Q From Roger Beale, UK: Where does the US phrase to buy the farm, meaning to die, come from?
A That specific phrase turns out to be surprisingly recent, being first recorded only in the 1950s. From the evidence that Professor Jonathan Lighter has compiled in the Random House Historical Dictionary of American Slang, the first clear written evidence comes from the US Air Force, where it was slang for a fatal crash.
This seems to be related to several older British slang sayings, like buy it or buy one (usually in the form “He’s bought one!”). These are known to be British fighter pilot slang from the time of the First World War for being wounded or killed, particularly for being shot down in combat. Both seem to be ironic references to something that one could not possibly want to buy. There was also the fuller phrase to buy a packet with the same sense (which is probably a combination of the RAF sayings with a British Army expression, to stop a packet, where the packet is a bullet, so meaning to be shot — either wounded or killed).
In USAF usage, there were other forms around in the early 1950s, like buy the plot and buy the lot (presumably references to grave plots), but buy the farm prevailed. A story about its origin was told in an issue of American Speech in 1955:
Jet pilots say that when a jet crashes on a farm the farmer usually sues the government for damages done to his farm by the crash, and the amount demanded is always more than enough to pay off the mortgage and then buy the farm outright. Since this type of crash is nearly always fatal to the pilot, the pilot pays for the farm with his life.
This sounds suspiciously neat, not to say improbable, and the lifting of my back hairs tell me this is folk etymology. Also, Professor Lighter records people saying that they remember buy the farm from the US Air Force and the US Army at the time of the Korean War a few years earlier, when the idea of compensation could not apply.
To judge from subscribers’ comments, there are at least two possible explanations for the expression, either of which makes more sense than the one from American Speech. There was a broad consensus that the term is based on the kind of black humour so common among people in dangerous professions.

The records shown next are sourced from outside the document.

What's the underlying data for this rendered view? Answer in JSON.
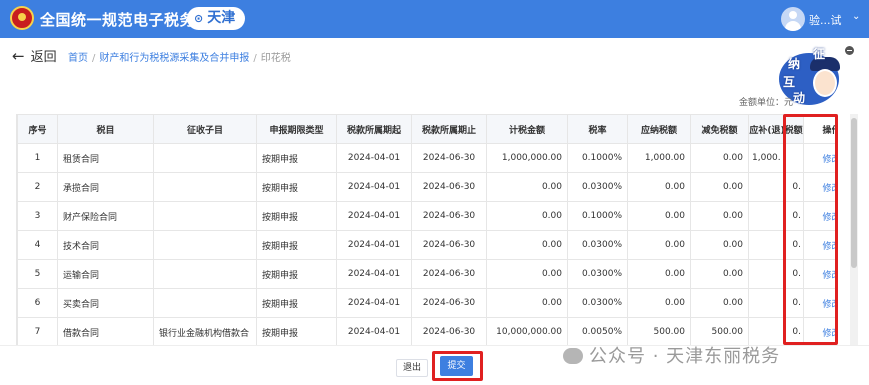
{
  "header": {
    "title": "全国统一规范电子税务局",
    "region": "天津",
    "username": "验...试"
  },
  "breadcrumb": {
    "back": "返回",
    "items": [
      "首页",
      "财产和行为税税源采集及合并申报",
      "印花税"
    ]
  },
  "mascot": {
    "chars": [
      "征",
      "纳",
      "互",
      "动"
    ]
  },
  "unit_label": "金额单位：元",
  "table": {
    "headers": [
      "序号",
      "税目",
      "征收子目",
      "申报期限类型",
      "税款所属期起",
      "税款所属期止",
      "计税金额",
      "税率",
      "应纳税额",
      "减免税额",
      "应补(退)税额",
      "操作"
    ],
    "rows": [
      {
        "no": "1",
        "item": "租赁合同",
        "sub": "",
        "period": "按期申报",
        "start": "2024-04-01",
        "end": "2024-06-30",
        "base": "1,000,000.00",
        "rate": "0.1000%",
        "payable": "1,000.00",
        "relief": "0.00",
        "due": "1,000.",
        "op": "修改"
      },
      {
        "no": "2",
        "item": "承揽合同",
        "sub": "",
        "period": "按期申报",
        "start": "2024-04-01",
        "end": "2024-06-30",
        "base": "0.00",
        "rate": "0.0300%",
        "payable": "0.00",
        "relief": "0.00",
        "due": "0.",
        "op": "修改"
      },
      {
        "no": "3",
        "item": "财产保险合同",
        "sub": "",
        "period": "按期申报",
        "start": "2024-04-01",
        "end": "2024-06-30",
        "base": "0.00",
        "rate": "0.1000%",
        "payable": "0.00",
        "relief": "0.00",
        "due": "0.",
        "op": "修改"
      },
      {
        "no": "4",
        "item": "技术合同",
        "sub": "",
        "period": "按期申报",
        "start": "2024-04-01",
        "end": "2024-06-30",
        "base": "0.00",
        "rate": "0.0300%",
        "payable": "0.00",
        "relief": "0.00",
        "due": "0.",
        "op": "修改"
      },
      {
        "no": "5",
        "item": "运输合同",
        "sub": "",
        "period": "按期申报",
        "start": "2024-04-01",
        "end": "2024-06-30",
        "base": "0.00",
        "rate": "0.0300%",
        "payable": "0.00",
        "relief": "0.00",
        "due": "0.",
        "op": "修改"
      },
      {
        "no": "6",
        "item": "买卖合同",
        "sub": "",
        "period": "按期申报",
        "start": "2024-04-01",
        "end": "2024-06-30",
        "base": "0.00",
        "rate": "0.0300%",
        "payable": "0.00",
        "relief": "0.00",
        "due": "0.",
        "op": "修改"
      },
      {
        "no": "7",
        "item": "借款合同",
        "sub": "银行业金融机构借款合",
        "period": "按期申报",
        "start": "2024-04-01",
        "end": "2024-06-30",
        "base": "10,000,000.00",
        "rate": "0.0050%",
        "payable": "500.00",
        "relief": "500.00",
        "due": "0.",
        "op": "修改"
      }
    ]
  },
  "buttons": {
    "exit": "退出",
    "submit": "提交"
  },
  "watermark": "公众号 · 天津东丽税务",
  "colors": {
    "header": "#3d7fe0",
    "link": "#3d7fe0",
    "highlight": "#e02020"
  }
}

Ann Moore put it this way: “My Air Force Officer husband told me the origin as generally accepted in USAF. When a pilot mused about retirement he would say, ‘I’m gonna buy a nice little farm and settle down’ so when a fatal crash occurred his surviving buddies would say he had ‘bought the farm’ — he had retired, permanently”. Larry Krakauer suggested a possible source: “In some US war movie, there’s a character from the heartland who at some point shares his vision of the future with his buddies. After the war is over, he’s going to go back home, buy a small farm, and settle down. Later in the story, this soldier is killed, and one of his friends muses, ‘Well, I guess Joe’s bought his farm now’ ”.

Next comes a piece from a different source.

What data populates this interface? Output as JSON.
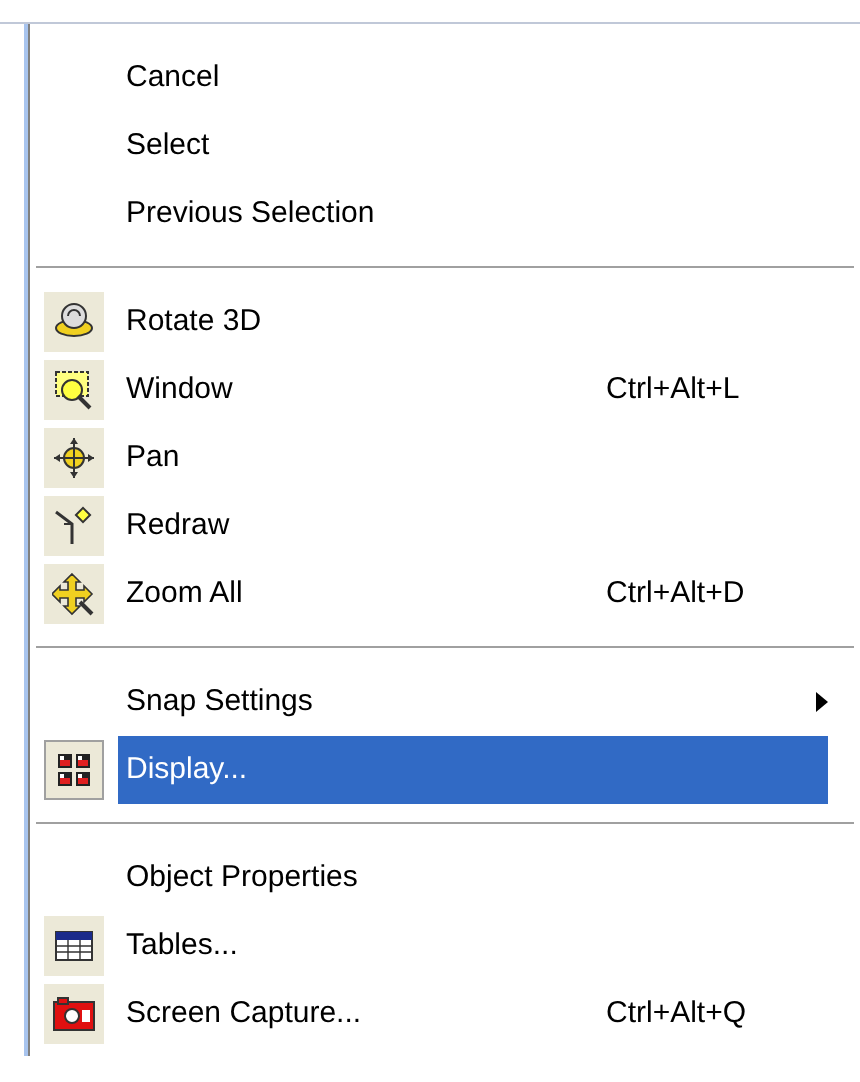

However, others have suggested a more immediately relevant origin. Jack Burton wrote: “I understand that this term dates back at least to World War II. Each member of the U.S. armed services was issued a life insurance policy in the amount of $10,000, a great deal of money in those days. Many of the troops were unmarried youngsters who named their parents as beneficiaries. Many of the parents were still living on a farm in those days, and most farms were mortgaged. If a youngster were killed, the $10,000 dollars would be used by the parents to pay off the mortgage.”
Anecdotal evidence from several subscribers suggests that the saying is in fact at least as old as World War II, and may even date back to World War I, so perhaps being more closely linked to the older forms I quoted earlier than the written evidence suggests.
Search World Wide Words
Recently added or updated
Not my pigeon; Subnivean; Black as Newgate knocker; Boxing Day; Chalazion; Fizgig; Spin a yarn; What am I? Chopped liver?; Happy as a sandboy; Tomfoolery; Fair to middling; So help me Hannah; Joe Soap; Nimrod; Isabelline; No soap; Umquhile; Steal one’s thunder; Katy bar the door; Simoleon.
Support World Wide Words!
Donate via PayPal. Select your currency from the list and click Donate.